Aim of the exercise »
Among the entries below, how many lines have the string "مشاركتي" in them? Only the number should be given.

[Start of Attachment]

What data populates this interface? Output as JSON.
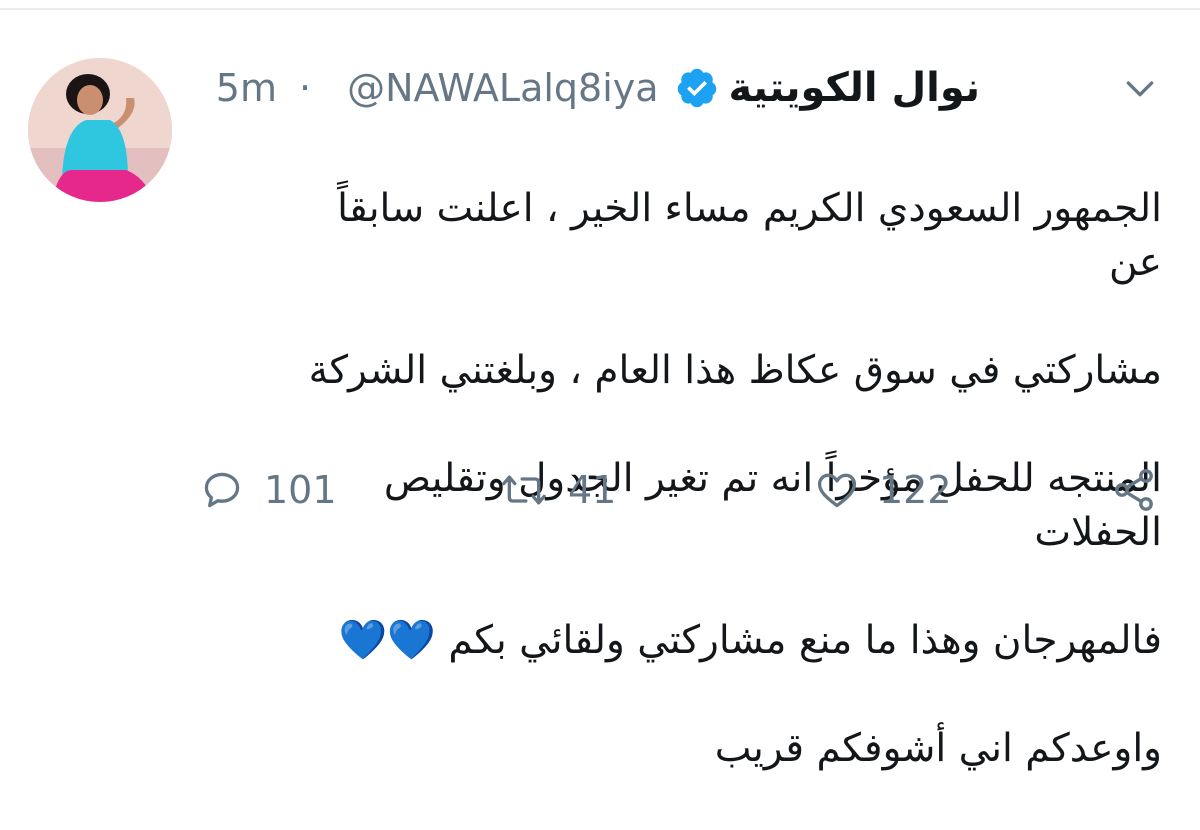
{
  "tweet": {
    "display_name": "نوال الكويتية",
    "handle": "@NAWALalq8iya",
    "separator": "·",
    "time": "5m",
    "text_lines": [
      "الجمهور السعودي الكريم مساء الخير ، اعلنت سابقاً عن",
      "مشاركتي في سوق عكاظ هذا العام ، وبلغتني الشركة",
      "المنتجه للحفل مؤخراً انه تم تغير الجدول وتقليص الحفلات",
      "فالمهرجان وهذا ما منع مشاركتي ولقائي بكم 💙💙",
      "واوعدكم اني أشوفكم قريب"
    ]
  },
  "actions": {
    "replies": "101",
    "retweets": "41",
    "likes": "122"
  },
  "icons": {
    "verified": "verified-icon",
    "menu": "chevron-down-icon",
    "reply": "reply-icon",
    "retweet": "retweet-icon",
    "like": "heart-icon",
    "share": "share-icon"
  },
  "colors": {
    "verified_blue": "#1da1f2",
    "muted_gray": "#657786",
    "heart_blue": "#5da9e9",
    "text": "#14171a"
  }
}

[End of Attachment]

Solution below »
2